## WORK REQUEST:
Write the listing out again word for word, skipping each picture.

____

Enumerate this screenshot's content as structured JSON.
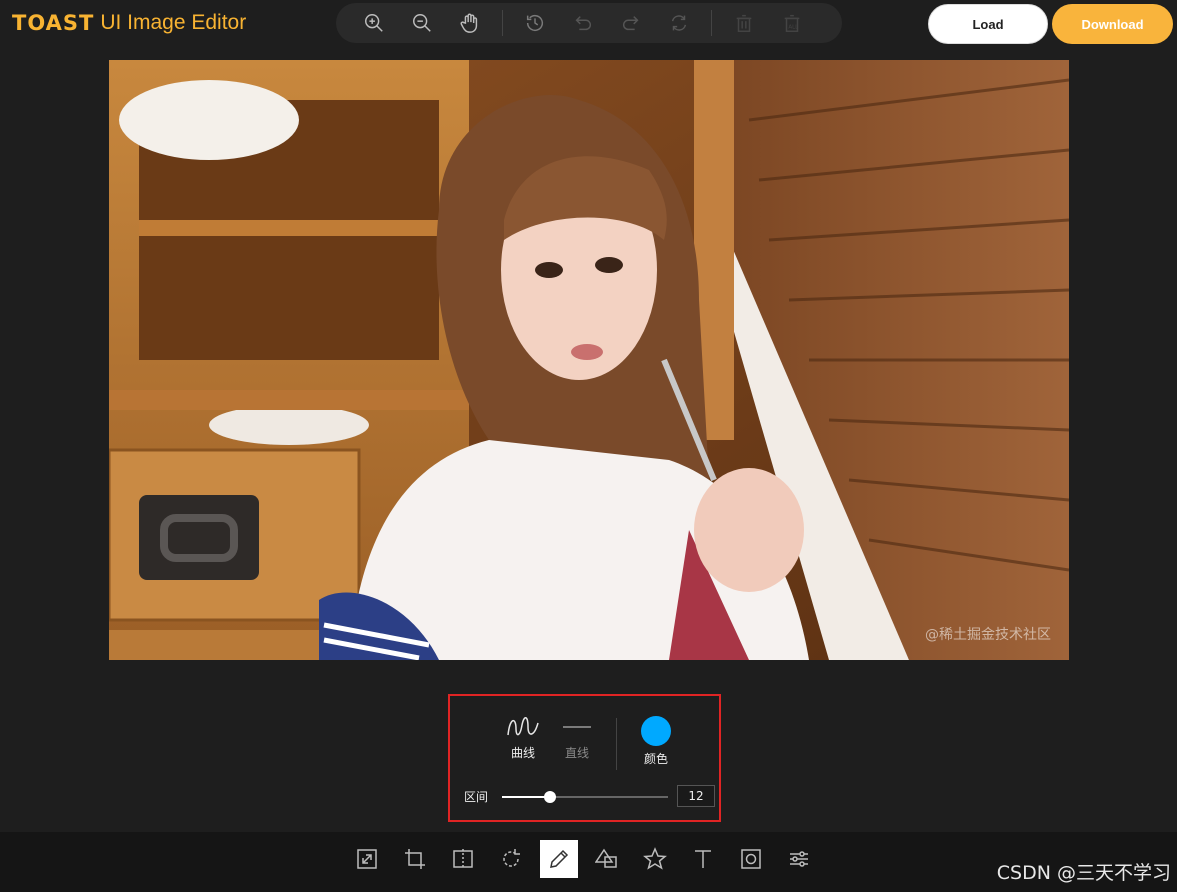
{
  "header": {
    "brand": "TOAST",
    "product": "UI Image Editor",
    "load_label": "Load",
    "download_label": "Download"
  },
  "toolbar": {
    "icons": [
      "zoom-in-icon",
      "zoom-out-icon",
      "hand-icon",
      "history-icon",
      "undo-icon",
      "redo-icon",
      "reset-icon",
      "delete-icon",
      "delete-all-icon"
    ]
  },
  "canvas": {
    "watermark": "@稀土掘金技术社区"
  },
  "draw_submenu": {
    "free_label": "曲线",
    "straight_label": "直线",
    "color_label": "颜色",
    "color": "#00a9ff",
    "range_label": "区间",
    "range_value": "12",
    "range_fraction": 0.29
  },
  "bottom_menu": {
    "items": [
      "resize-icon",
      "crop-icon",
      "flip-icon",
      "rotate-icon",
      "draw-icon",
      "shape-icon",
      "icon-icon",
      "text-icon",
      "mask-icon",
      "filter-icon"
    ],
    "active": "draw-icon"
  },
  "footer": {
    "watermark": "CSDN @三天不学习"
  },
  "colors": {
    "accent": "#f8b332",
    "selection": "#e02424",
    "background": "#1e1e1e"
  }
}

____

## RESULT OF THE EXERCISE:
Enumerate this screenshot's content as structured JSON.
{
  "header": {
    "brand": "TOAST",
    "product": "UI Image Editor",
    "load_label": "Load",
    "download_label": "Download"
  },
  "toolbar": {
    "icons": [
      "zoom-in-icon",
      "zoom-out-icon",
      "hand-icon",
      "history-icon",
      "undo-icon",
      "redo-icon",
      "reset-icon",
      "delete-icon",
      "delete-all-icon"
    ]
  },
  "canvas": {
    "watermark": "@稀土掘金技术社区"
  },
  "draw_submenu": {
    "free_label": "曲线",
    "straight_label": "直线",
    "color_label": "颜色",
    "color": "#00a9ff",
    "range_label": "区间",
    "range_value": "12",
    "range_fraction": 0.29
  },
  "bottom_menu": {
    "items": [
      "resize-icon",
      "crop-icon",
      "flip-icon",
      "rotate-icon",
      "draw-icon",
      "shape-icon",
      "icon-icon",
      "text-icon",
      "mask-icon",
      "filter-icon"
    ],
    "active": "draw-icon"
  },
  "footer": {
    "watermark": "CSDN @三天不学习"
  },
  "colors": {
    "accent": "#f8b332",
    "selection": "#e02424",
    "background": "#1e1e1e"
  }
}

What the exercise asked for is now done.